Nose flute, Ohe hano ihu or Ohe kani
The nose flute is thought to have been used for communication between lovers. It was played by blowing air from the right nostril into a small hole near the natural juncture or closed end of the bamboo length. The fingers were played over two or three finger holes to produce tones which, in the hands of an expert, sounded like spoken words and carried a great distance. The nose flute was used throughout much of Polynesia.
Collector: Mrs. Edward Tenney
Reference: Buck, 1964; Feher, 1969; Roberts, 1926; Rose, 1980
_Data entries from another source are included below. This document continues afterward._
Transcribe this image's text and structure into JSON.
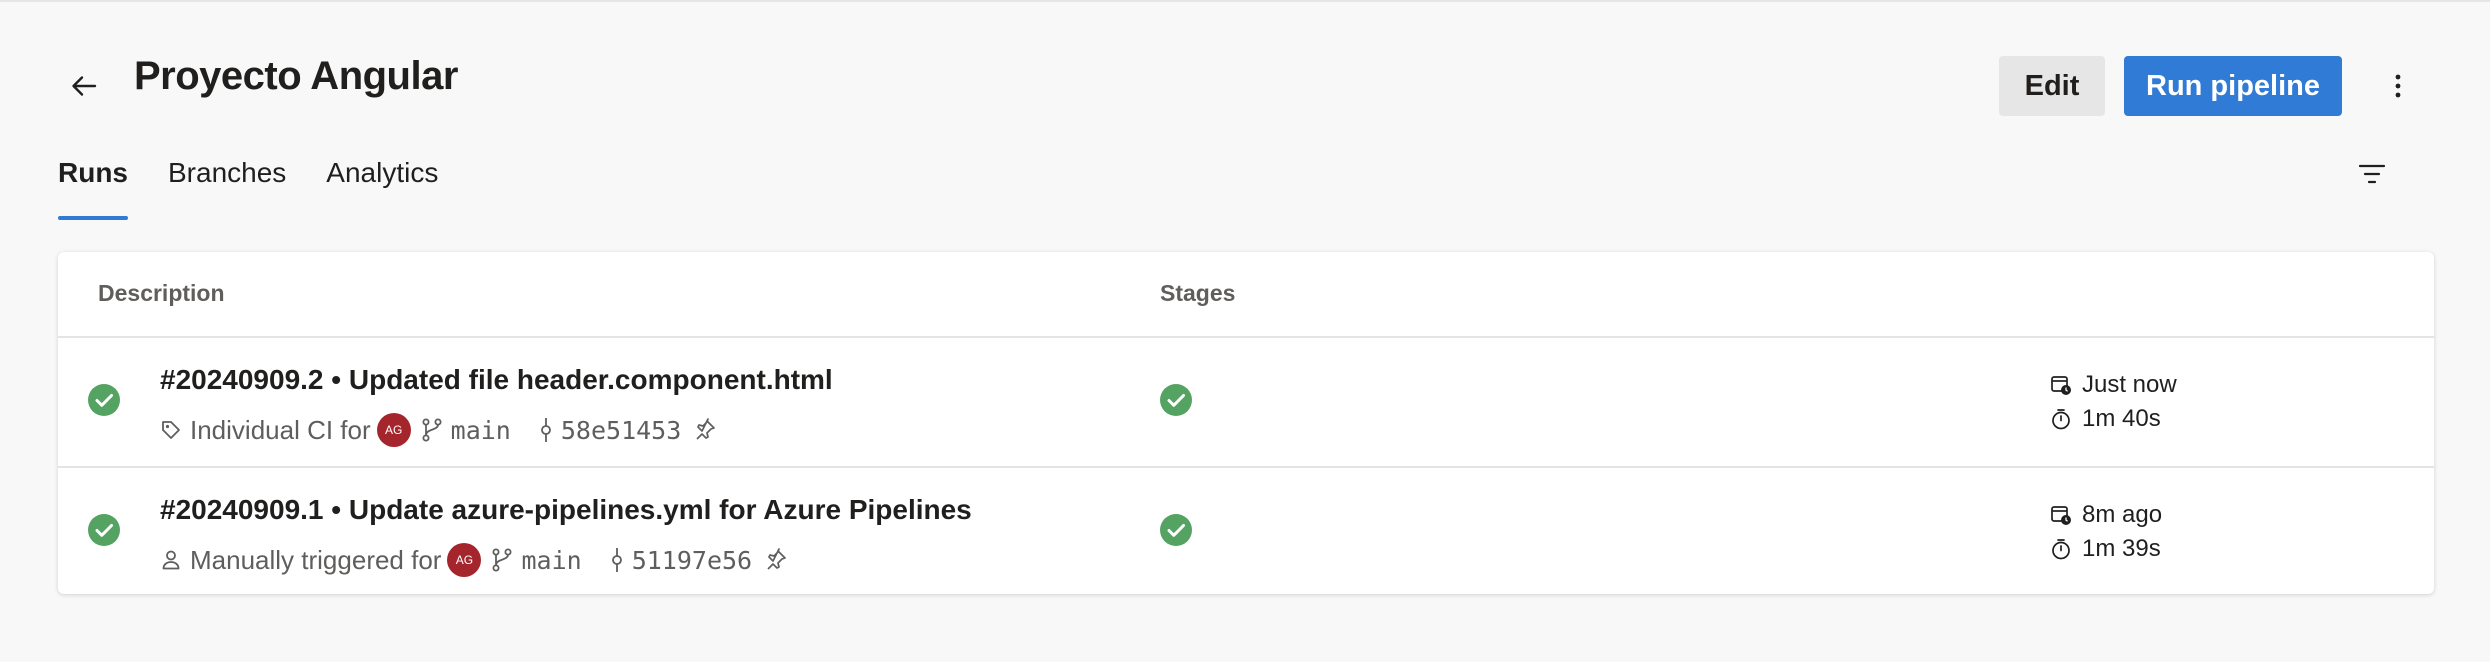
{
  "header": {
    "title": "Proyecto Angular",
    "edit_label": "Edit",
    "run_label": "Run pipeline"
  },
  "tabs": [
    {
      "label": "Runs",
      "active": true
    },
    {
      "label": "Branches",
      "active": false
    },
    {
      "label": "Analytics",
      "active": false
    }
  ],
  "table": {
    "columns": {
      "description": "Description",
      "stages": "Stages"
    },
    "rows": [
      {
        "title": "#20240909.2 • Updated file header.component.html",
        "trigger": "Individual CI for",
        "trigger_icon": "tag-icon",
        "avatar": "AG",
        "branch": "main",
        "commit": "58e51453",
        "when": "Just now",
        "duration": "1m 40s",
        "status": "succeeded"
      },
      {
        "title": "#20240909.1 • Update azure-pipelines.yml for Azure Pipelines",
        "trigger": "Manually triggered for",
        "trigger_icon": "person-icon",
        "avatar": "AG",
        "branch": "main",
        "commit": "51197e56",
        "when": "8m ago",
        "duration": "1m 39s",
        "status": "succeeded"
      }
    ]
  },
  "colors": {
    "accent": "#2f7bd5",
    "success": "#55a362",
    "avatar": "#a4262c",
    "background": "#f8f8f8"
  }
}
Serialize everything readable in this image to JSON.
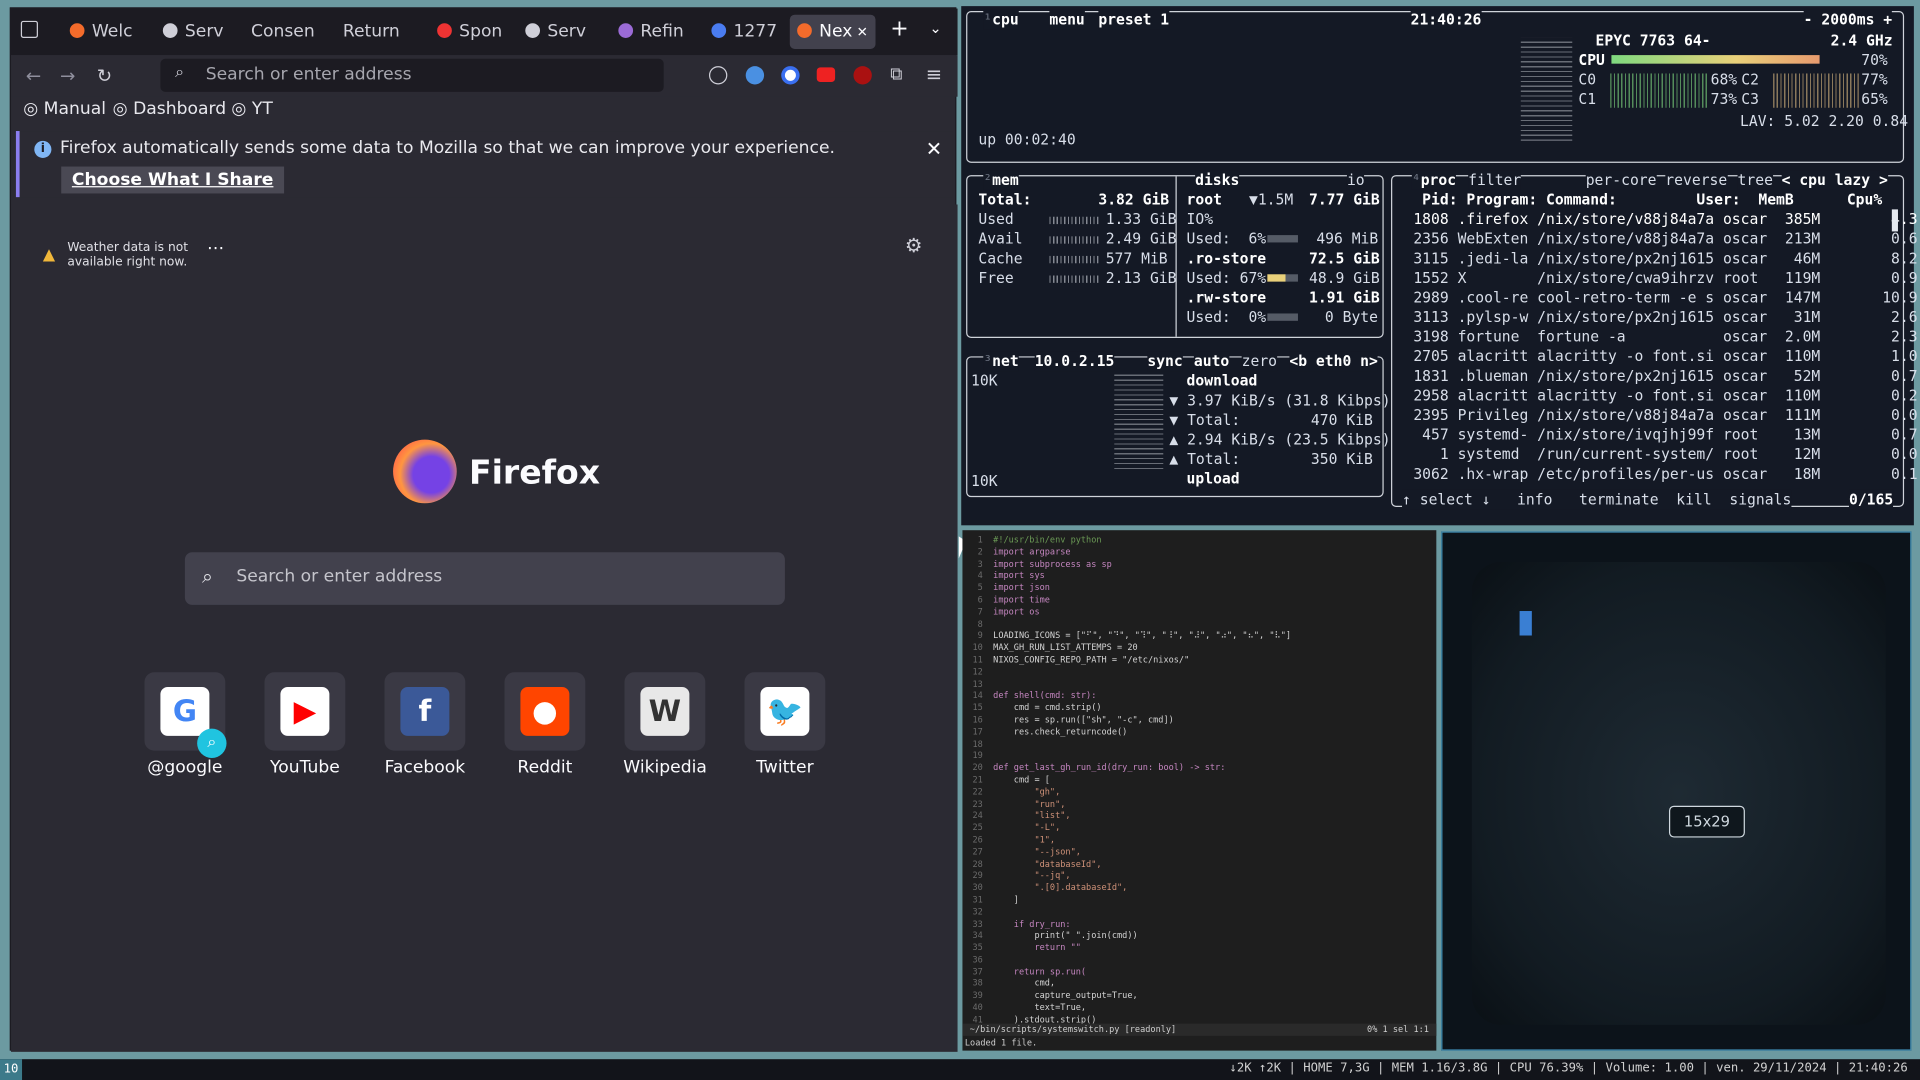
{
  "firefox": {
    "tabs": [
      {
        "label": "Welc",
        "color": "#f36b2b"
      },
      {
        "label": "Serv",
        "color": "#cfcfd8"
      },
      {
        "label": "Consen",
        "color": ""
      },
      {
        "label": "Return",
        "color": ""
      },
      {
        "label": "Spon",
        "color": "#e33"
      },
      {
        "label": "Serv",
        "color": "#cfcfd8"
      },
      {
        "label": "Refin",
        "color": "#9b6bd6"
      },
      {
        "label": "1277",
        "color": "#4a7cf0"
      },
      {
        "label": "Nex",
        "color": "#f36b2b"
      }
    ],
    "url_placeholder": "Search or enter address",
    "bookmarks": [
      "Manual",
      "Dashboard",
      "YT"
    ],
    "notice_text": "Firefox automatically sends some data to Mozilla so that we can improve your experience.",
    "notice_button": "Choose What I Share",
    "weather_text": "Weather data is not available right now.",
    "logo_text": "Firefox",
    "search_placeholder": "Search or enter address",
    "sites": [
      {
        "label": "@google",
        "icon": "G",
        "color": "#ffffff",
        "fg": "#4285f4"
      },
      {
        "label": "YouTube",
        "icon": "▶",
        "color": "#ffffff",
        "fg": "#ff0000"
      },
      {
        "label": "Facebook",
        "icon": "f",
        "color": "#3b5998",
        "fg": "#ffffff"
      },
      {
        "label": "Reddit",
        "icon": "●",
        "color": "#ff4500",
        "fg": "#ffffff"
      },
      {
        "label": "Wikipedia",
        "icon": "W",
        "color": "#e8e8e8",
        "fg": "#333"
      },
      {
        "label": "Twitter",
        "icon": "🐦",
        "color": "#ffffff",
        "fg": "#1da1f2"
      }
    ]
  },
  "btop": {
    "cpu_header": "cpu",
    "menu": "menu",
    "preset": "preset 1",
    "time": "21:40:26",
    "interval": "- 2000ms +",
    "cpu_name": "EPYC 7763 64-",
    "cpu_freq": "2.4 GHz",
    "cpu_total_label": "CPU",
    "cpu_total": "70%",
    "cores": [
      {
        "name": "C0",
        "pct": "68%"
      },
      {
        "name": "C1",
        "pct": "73%"
      },
      {
        "name": "C2",
        "pct": "77%"
      },
      {
        "name": "C3",
        "pct": "65%"
      }
    ],
    "lav": "LAV: 5.02 2.20 0.84",
    "uptime": "up 00:02:40",
    "mem": {
      "title": "mem",
      "total": "3.82 GiB",
      "rows": [
        {
          "label": "Used",
          "val": "1.33 GiB"
        },
        {
          "label": "Avail",
          "val": "2.49 GiB"
        },
        {
          "label": "Cache",
          "val": "577 MiB"
        },
        {
          "label": "Free",
          "val": "2.13 GiB"
        }
      ]
    },
    "disks": {
      "title": "disks",
      "io": "io",
      "root": "root",
      "root_io": "▼1.5M",
      "root_total": "7.77 GiB",
      "io_label": "IO%",
      "root_used": "Used:  6%",
      "root_used_val": "496 MiB",
      "ro": ".ro-store",
      "ro_total": "72.5 GiB",
      "ro_used": "Used: 67%",
      "ro_used_val": "48.9 GiB",
      "rw": ".rw-store",
      "rw_total": "1.91 GiB",
      "rw_used": "Used:  0%",
      "rw_used_val": "0 Byte"
    },
    "net": {
      "title": "net",
      "ip": "10.0.2.15",
      "sync": "sync",
      "auto": "auto",
      "zero": "zero",
      "iface": "<b eth0 n>",
      "scale_top": "10K",
      "scale_bottom": "10K",
      "download": "download",
      "dl_rate": "▼ 3.97 KiB/s (31.8 Kibps)",
      "dl_total": "▼ Total:        470 KiB",
      "ul_rate": "▲ 2.94 KiB/s (23.5 Kibps)",
      "ul_total": "▲ Total:        350 KiB",
      "upload": "upload"
    },
    "proc": {
      "title": "proc",
      "filter": "filter",
      "per_core": "per-core",
      "reverse": "reverse",
      "tree": "tree",
      "sort": "< cpu lazy >",
      "header": "  Pid: Program: Command:         User:  MemB      Cpu%",
      "rows": [
        " 1808 .firefox /nix/store/v88j84a7a oscar  385M        4.3",
        " 2356 WebExten /nix/store/v88j84a7a oscar  213M        0.6",
        " 3115 .jedi-la /nix/store/px2nj1615 oscar   46M        8.2",
        " 1552 X        /nix/store/cwa9ihrzv root   119M        0.9",
        " 2989 .cool-re cool-retro-term -e s oscar  147M       10.9",
        " 3113 .pylsp-w /nix/store/px2nj1615 oscar   31M        2.6",
        " 3198 fortune  fortune -a           oscar  2.0M        2.3",
        " 2705 alacritt alacritty -o font.si oscar  110M        1.0",
        " 1831 .blueman /nix/store/px2nj1615 oscar   52M        0.7",
        " 2958 alacritt alacritty -o font.si oscar  110M        0.2",
        " 2395 Privileg /nix/store/v88j84a7a oscar  111M        0.0",
        "  457 systemd- /nix/store/ivqjhj99f root    13M        0.7",
        "    1 systemd  /run/current-system/ root    12M        0.0",
        " 3062 .hx-wrap /etc/profiles/per-us oscar   18M        0.1"
      ],
      "footer": "↑ select ↓   info   terminate  kill  signals",
      "count": "0/165"
    }
  },
  "editor": {
    "lines": [
      "#!/usr/bin/env python",
      "import argparse",
      "import subprocess as sp",
      "import sys",
      "import json",
      "import time",
      "import os",
      "",
      "LOADING_ICONS = [\"⠋\", \"⠙\", \"⠹\", \"⠸\", \"⠼\", \"⠴\", \"⠦\", \"⠧\"]",
      "MAX_GH_RUN_LIST_ATTEMPS = 20",
      "NIXOS_CONFIG_REPO_PATH = \"/etc/nixos/\"",
      "",
      "",
      "def shell(cmd: str):",
      "    cmd = cmd.strip()",
      "    res = sp.run([\"sh\", \"-c\", cmd])",
      "    res.check_returncode()",
      "",
      "",
      "def get_last_gh_run_id(dry_run: bool) -> str:",
      "    cmd = [",
      "        \"gh\",",
      "        \"run\",",
      "        \"list\",",
      "        \"-L\",",
      "        \"1\",",
      "        \"--json\",",
      "        \"databaseId\",",
      "        \"--jq\",",
      "        \".[0].databaseId\",",
      "    ]",
      "",
      "    if dry_run:",
      "        print(\" \".join(cmd))",
      "        return \"\"",
      "",
      "    return sp.run(",
      "        cmd,",
      "        capture_output=True,",
      "        text=True,",
      "    ).stdout.strip()"
    ],
    "status_path": "~/bin/scripts/systemswitch.py  [readonly]",
    "status_right": "0%   1 sel  1:1",
    "message": "Loaded 1 file."
  },
  "retro": {
    "size": "15x29"
  },
  "bar": {
    "workspace": "10",
    "status": "↓2K ↑2K | HOME 7,3G | MEM 1.16/3.8G | CPU 76.39% | Volume: 1.00 | ven. 29/11/2024 | 21:40:26"
  }
}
This item was on display amidst other small Hawaiian artifact in a glass box with little information other than the above paragraph. This was made by the Hawaiian people and used by a groom to entertain his bride, talking to her musically. According to Serge Khalihi King; 'Ohe means "bamboo", hano means "to glorify" and "to breathe strongly", as well as "a nose flute", and ihu means "nose." (1989). Perhaps this is why (other than its sweet melody) that it was often used to woo maidens.
However, research shows that the nose flute is a popular musical instrument played in Polynesia and the Pacific Rim countries, and that other versions are found in Africa, China, and India. Fallon (1990) describe the ritual thus; “Traditionally, the Hawaiian nose flute was commonly used as a form of communication between lovers. One would play a song from the heart to his sweetheart at night, and then, in the morning, play his flute at the sea shore. If the potential mate liked his song, she would greet him at the shore, an indication of acceptance.” But, these flutes are still used today. As youtube searches will prove, they are actually been used today to not only entertain the bride or lover, but also to record music and as Fallon also puts it; “the Hawaiian nose flute can be used for healing and manifesting.”
But the exhibit does not say much because, like Fisher puts it; “(despite curatorial good...